    • Don’t spread rumors. Teach kids not to repeat—or forward—unkind things they hear about other people. This is rule is especially important if, for some reason, they don’t especially like the other person.
      • Appreciate privacy. Help your child understand that a message or photo sent by a friend should be treated as confidential. Online communication should not be forwarded or posted without permission from the person who sent it.
      • No tantrums.  Offline, if your child doesn’t like something another person does or says, they can express their opinion but they aren’t allowed to scream and curse. A dispute online is no different. No ranting. No offensive language.  No personal attacks.
      • Be careful about humor. Offline, sarcastic comments are often accompanied by a smile or a laugh so the other person knows you’re not serious. Online, it’s much harder to differentiate between a comment that’s meant to be funny and one that should be taken seriously.  Emoticons and other visual cues may help but they, too, can be misinterpreted.
      • Think twice about insults. Everyone seems to use them as a way of being clever. Some parents even tease their kids with put-downs. The question we all have to consider is why it’s amusing to undermine another person’s self-esteem. Online, especially, it may be time to revive the old-fashioned rule:  If you can’t say something nice, don’t say anything at all.
      • Don’t press send. A time-honored way of venting is to write a nasty letter—and then tear it up. Suggest that when your child is upset with someone online, he or she write out all their hostile feelings and then press delete instead of send. That way, he or she releases the emotion without hurting anyone else.

Perhaps the most helpful thing parents can do is help children visualize the person on the other end of online communication.
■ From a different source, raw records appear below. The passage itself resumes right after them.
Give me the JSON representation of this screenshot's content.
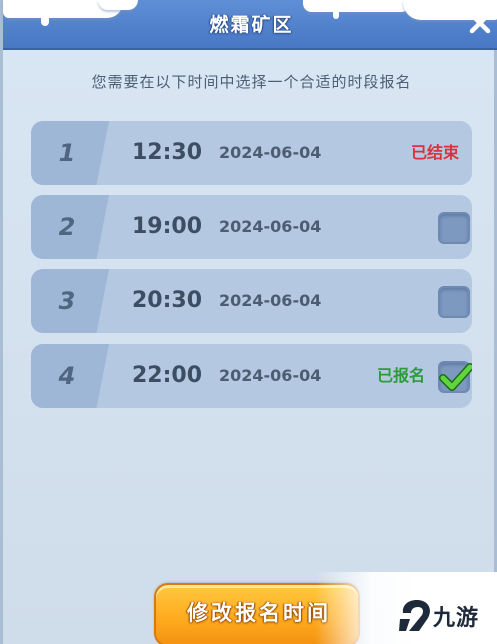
{
  "dialog": {
    "title": "燃霜矿区",
    "subtitle": "您需要在以下时间中选择一个合适的时段报名",
    "close_icon": "close-icon"
  },
  "slots": [
    {
      "index": "1",
      "time": "12:30",
      "date": "2024-06-04",
      "status": "已结束",
      "state": "ended"
    },
    {
      "index": "2",
      "time": "19:00",
      "date": "2024-06-04",
      "status": "",
      "state": "available",
      "checked": false
    },
    {
      "index": "3",
      "time": "20:30",
      "date": "2024-06-04",
      "status": "",
      "state": "available",
      "checked": false
    },
    {
      "index": "4",
      "time": "22:00",
      "date": "2024-06-04",
      "status": "已报名",
      "state": "registered",
      "checked": true
    }
  ],
  "footer": {
    "modify_button_label": "修改报名时间"
  },
  "watermark": {
    "text": "九游",
    "logo_icon": "jiuyou-logo-icon"
  },
  "colors": {
    "header": "#4f80cc",
    "ended": "#d8333c",
    "registered": "#2e9a3a",
    "button": "#ffab1f"
  }
}
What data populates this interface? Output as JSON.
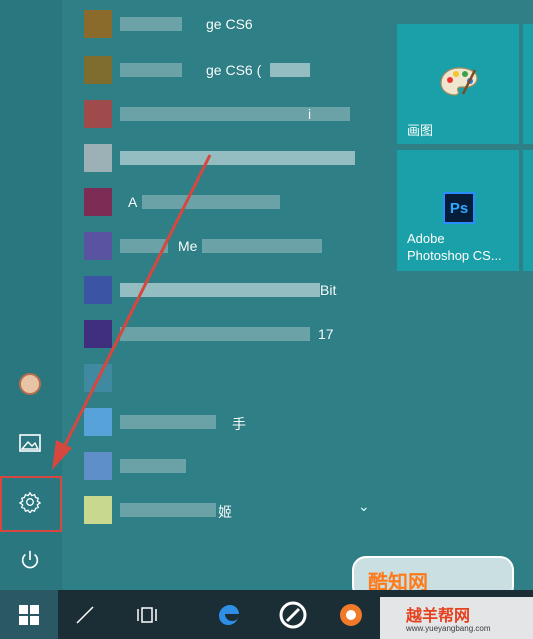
{
  "apps": [
    {
      "label": "ge CS6",
      "icon_color": "#8b6b2b"
    },
    {
      "label": "ge CS6 (",
      "icon_color": "#7f6c2f"
    },
    {
      "label": "i",
      "icon_color": "#a04b4b"
    },
    {
      "label": "",
      "icon_color": "#9bb1b5"
    },
    {
      "label": "A",
      "icon_color": "#7d2c55"
    },
    {
      "label": "Me",
      "icon_color": "#5a53a2"
    },
    {
      "label": "Bit",
      "icon_color": "#3b55a4"
    },
    {
      "label": "17",
      "icon_color": "#402f7e"
    },
    {
      "label": "",
      "icon_color": "#3f8aa0"
    },
    {
      "label": "手",
      "icon_color": "#57a2d8"
    },
    {
      "label": "",
      "icon_color": "#5f8fc8"
    },
    {
      "label": "姬",
      "icon_color": "#c8d88f"
    }
  ],
  "tiles": {
    "paint": {
      "label": "画图"
    },
    "photoshop": {
      "label_line1": "Adobe",
      "label_line2": "Photoshop CS...",
      "icon_text": "Ps"
    }
  },
  "rail": {
    "icons": [
      "user-avatar-icon",
      "pictures-icon",
      "settings-icon",
      "power-icon"
    ]
  },
  "taskbar": {
    "icons": [
      "start-windows-icon",
      "task-view-icon",
      "edge-icon",
      "browser-icon"
    ]
  },
  "watermarks": {
    "top": "酷知网",
    "bottom": "越羊帮网",
    "bottom_url": "www.yueyangbang.com"
  }
}
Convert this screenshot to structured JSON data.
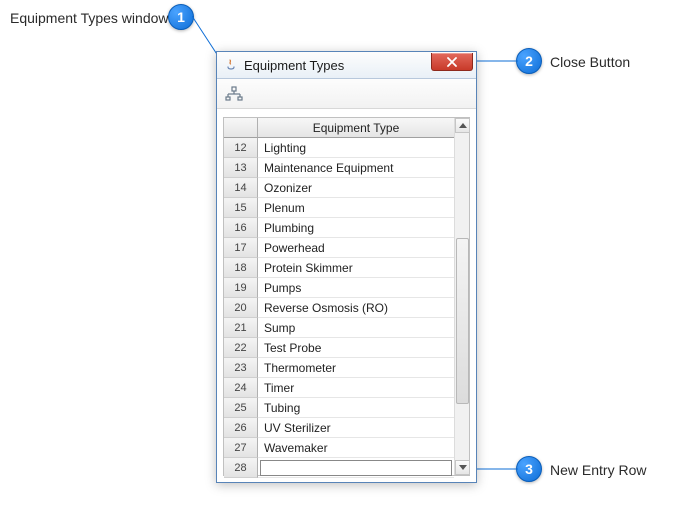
{
  "callouts": {
    "c1": {
      "num": "1",
      "label": "Equipment Types window"
    },
    "c2": {
      "num": "2",
      "label": "Close Button"
    },
    "c3": {
      "num": "3",
      "label": "New Entry Row"
    }
  },
  "window": {
    "title": "Equipment Types",
    "column_header": "Equipment Type",
    "rows": [
      {
        "id": "12",
        "name": "Lighting"
      },
      {
        "id": "13",
        "name": "Maintenance Equipment"
      },
      {
        "id": "14",
        "name": "Ozonizer"
      },
      {
        "id": "15",
        "name": "Plenum"
      },
      {
        "id": "16",
        "name": "Plumbing"
      },
      {
        "id": "17",
        "name": "Powerhead"
      },
      {
        "id": "18",
        "name": "Protein Skimmer"
      },
      {
        "id": "19",
        "name": "Pumps"
      },
      {
        "id": "20",
        "name": "Reverse Osmosis  (RO)"
      },
      {
        "id": "21",
        "name": "Sump"
      },
      {
        "id": "22",
        "name": "Test Probe"
      },
      {
        "id": "23",
        "name": "Thermometer"
      },
      {
        "id": "24",
        "name": "Timer"
      },
      {
        "id": "25",
        "name": "Tubing"
      },
      {
        "id": "26",
        "name": "UV Sterilizer"
      },
      {
        "id": "27",
        "name": "Wavemaker"
      }
    ],
    "new_row": {
      "id": "28",
      "value": ""
    }
  }
}
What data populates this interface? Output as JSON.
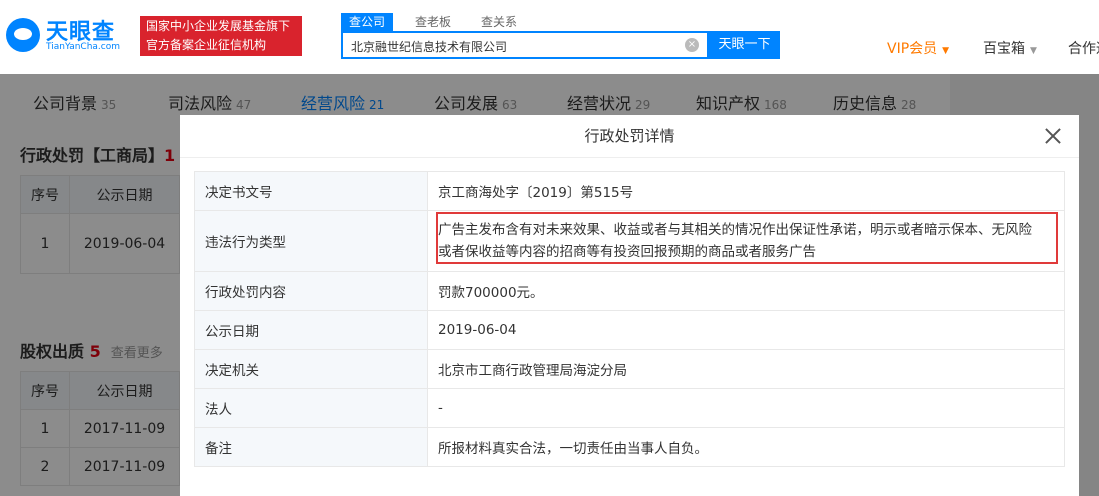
{
  "header": {
    "logo_text": "天眼查",
    "logo_sub": "TianYanCha.com",
    "badge_line1": "国家中小企业发展基金旗下",
    "badge_line2": "官方备案企业征信机构",
    "search_tabs": [
      "查公司",
      "查老板",
      "查关系"
    ],
    "search_value": "北京融世纪信息技术有限公司",
    "search_button": "天眼一下",
    "vip_label": "VIP会员",
    "toolbox_label": "百宝箱",
    "coop_label": "合作通"
  },
  "nav": {
    "items": [
      {
        "label": "公司背景",
        "count": "35"
      },
      {
        "label": "司法风险",
        "count": "47"
      },
      {
        "label": "经营风险",
        "count": "21"
      },
      {
        "label": "公司发展",
        "count": "63"
      },
      {
        "label": "经营状况",
        "count": "29"
      },
      {
        "label": "知识产权",
        "count": "168"
      },
      {
        "label": "历史信息",
        "count": "28"
      }
    ]
  },
  "section1": {
    "title": "行政处罚【工商局】",
    "count": "1",
    "headers": [
      "序号",
      "公示日期"
    ],
    "rows": [
      [
        "1",
        "2019-06-04"
      ]
    ]
  },
  "section2": {
    "title": "股权出质",
    "count": "5",
    "see_more": "查看更多",
    "headers": [
      "序号",
      "公示日期"
    ],
    "rows": [
      [
        "1",
        "2017-11-09"
      ],
      [
        "2",
        "2017-11-09"
      ]
    ]
  },
  "modal": {
    "title": "行政处罚详情",
    "rows": [
      {
        "label": "决定书文号",
        "value": "京工商海处字〔2019〕第515号"
      },
      {
        "label": "违法行为类型",
        "value": "广告主发布含有对未来效果、收益或者与其相关的情况作出保证性承诺，明示或者暗示保本、无风险或者保收益等内容的招商等有投资回报预期的商品或者服务广告"
      },
      {
        "label": "行政处罚内容",
        "value": "罚款700000元。"
      },
      {
        "label": "公示日期",
        "value": "2019-06-04"
      },
      {
        "label": "决定机关",
        "value": "北京市工商行政管理局海淀分局"
      },
      {
        "label": "法人",
        "value": "-"
      },
      {
        "label": "备注",
        "value": "所报材料真实合法，一切责任由当事人自负。"
      }
    ]
  },
  "colors": {
    "accent": "#0084ff",
    "badge": "#d9232d",
    "highlight": "#e03a3a",
    "vip": "#ff7a00"
  }
}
Imagine saying the same thing face to face. What feelings would the other person have? What expressions would be on his or her face?

Now, ask your child to turn the conversation around. What if another person said to you what you were thinking about writing in a text or posting on Snapchat? How would you feel? What would you want to do?

These questions are, of course, a new way of getting kids to think about the very ancient and universal moral rule: “Do unto others as you would have them do unto you.” This simple principle survives because it helps people recognize cruelty and practice kindness—two capabilities that are crucial in every human interaction regardless of where it occurs online or in the three-dimensional world.

Carolyn Jabs, M.A., has been writing about families and technology for over twenty years. She is also the author of Cooperative Wisdom: Bringing People Together When Things Fall Apart, a book that describes a highly effective way to address conflict in families, schools and communities. Available at Amazon and  cooperativewisdom.org.    

@ Copyright, 2018 , Carolyn Jabs.  All rights reserved.